## [Task requirements]
Below are some entries. Count the lines where "listed" appears and state only that number.
____
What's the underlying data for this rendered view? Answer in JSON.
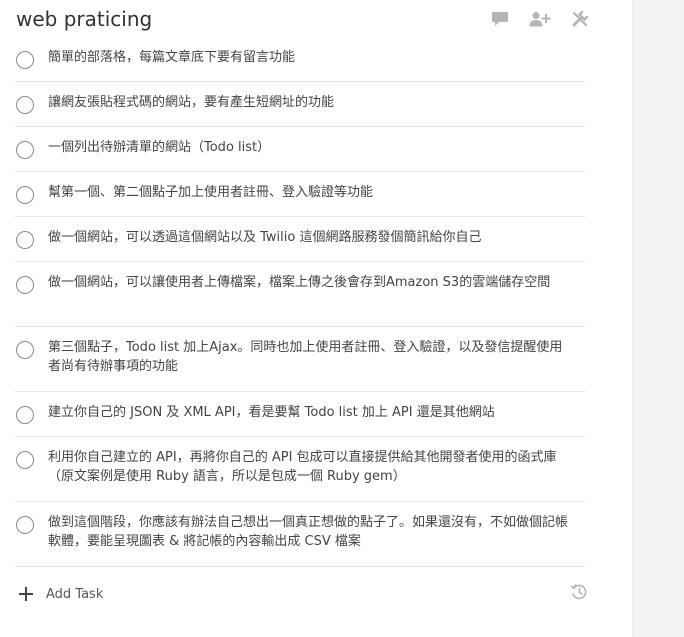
{
  "list": {
    "title": "web praticing"
  },
  "header_icons": [
    "comment-icon",
    "add-user-icon",
    "wrench-icon"
  ],
  "tasks": [
    {
      "text": "簡單的部落格，每篇文章底下要有留言功能"
    },
    {
      "text": "讓網友張貼程式碼的網站，要有產生短網址的功能"
    },
    {
      "text": "一個列出待辦清單的網站（Todo list）"
    },
    {
      "text": "幫第一個、第二個點子加上使用者註冊、登入驗證等功能"
    },
    {
      "text": "做一個網站，可以透過這個網站以及 Twilio 這個網路服務發個簡訊給你自己"
    },
    {
      "text": "做一個網站，可以讓使用者上傳檔案，檔案上傳之後會存到Amazon S3的雲端儲存空間"
    },
    {
      "text": "第三個點子，Todo list 加上Ajax。同時也加上使用者註冊、登入驗證，以及發信提醒使用者尚有待辦事項的功能"
    },
    {
      "text": "建立你自己的 JSON 及 XML API，看是要幫 Todo list 加上 API 還是其他網站"
    },
    {
      "text": "利用你自己建立的 API，再將你自己的 API 包成可以直接提供給其他開發者使用的函式庫（原文案例是使用 Ruby 語言，所以是包成一個 Ruby gem）"
    },
    {
      "text": "做到這個階段，你應該有辦法自己想出一個真正想做的點子了。如果還沒有，不如做個記帳軟體，要能呈現圖表 & 將記帳的內容輸出成 CSV 檔案"
    }
  ],
  "add_task": {
    "label": "Add Task"
  },
  "colors": {
    "accent_icon": "#b5b5b5",
    "side_strip": "#f3f3f3",
    "divider": "#e8e8e8"
  }
}
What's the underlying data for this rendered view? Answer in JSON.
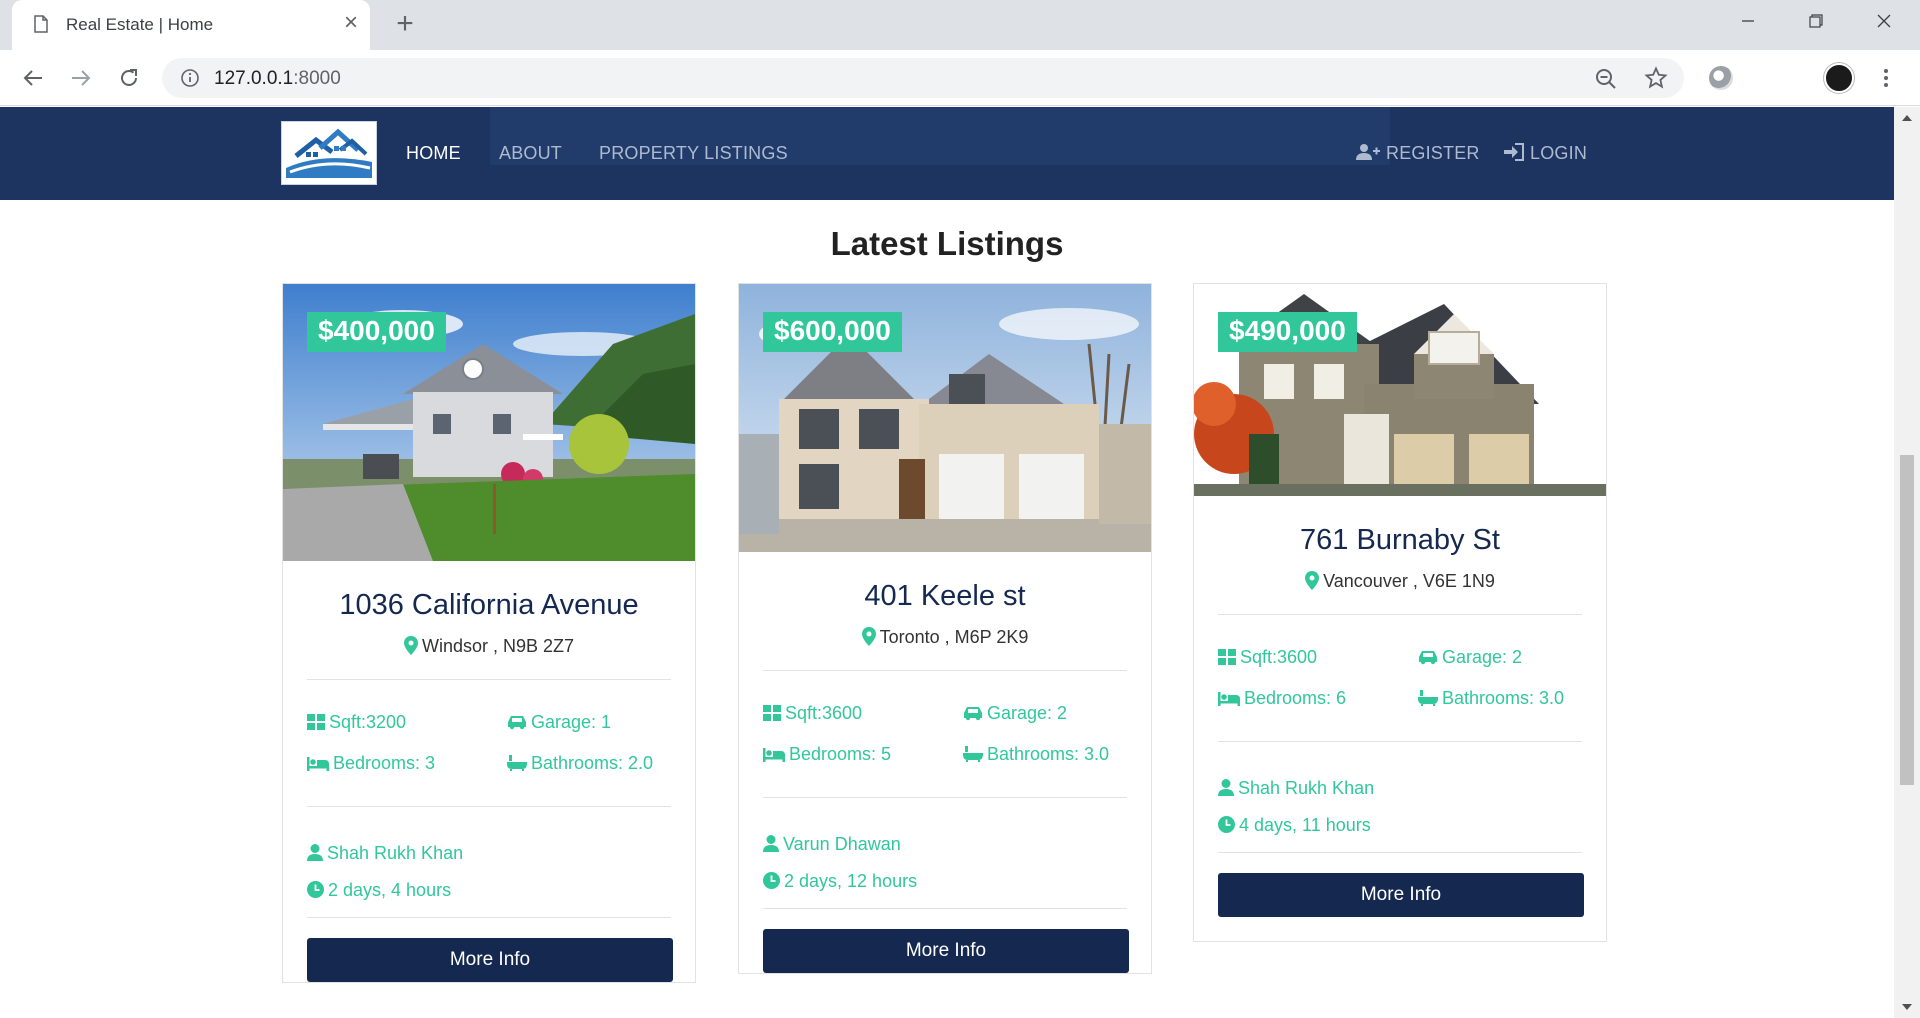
{
  "browser": {
    "tab_title": "Real Estate | Home",
    "url_host": "127.0.0.1",
    "url_port": ":8000"
  },
  "nav": {
    "links": [
      "HOME",
      "ABOUT",
      "PROPERTY LISTINGS"
    ],
    "register": "REGISTER",
    "login": "LOGIN"
  },
  "section_title": "Latest Listings",
  "colors": {
    "accent": "#31c79b",
    "navy": "#142850",
    "navbar": "#1d3461"
  },
  "listings": [
    {
      "price": "$400,000",
      "title": "1036 California Avenue",
      "location": "Windsor , N9B 2Z7",
      "sqft": "Sqft:3200",
      "garage": "Garage: 1",
      "bedrooms": "Bedrooms: 3",
      "bathrooms": "Bathrooms: 2.0",
      "realtor": "Shah Rukh Khan",
      "listed": "2 days, 4 hours",
      "button": "More Info"
    },
    {
      "price": "$600,000",
      "title": "401 Keele st",
      "location": "Toronto , M6P 2K9",
      "sqft": "Sqft:3600",
      "garage": "Garage: 2",
      "bedrooms": "Bedrooms: 5",
      "bathrooms": "Bathrooms: 3.0",
      "realtor": "Varun Dhawan",
      "listed": "2 days, 12 hours",
      "button": "More Info"
    },
    {
      "price": "$490,000",
      "title": "761 Burnaby St",
      "location": "Vancouver , V6E 1N9",
      "sqft": "Sqft:3600",
      "garage": "Garage: 2",
      "bedrooms": "Bedrooms: 6",
      "bathrooms": "Bathrooms: 3.0",
      "realtor": "Shah Rukh Khan",
      "listed": "4 days, 11 hours",
      "button": "More Info"
    }
  ]
}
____
## [Expected output]
3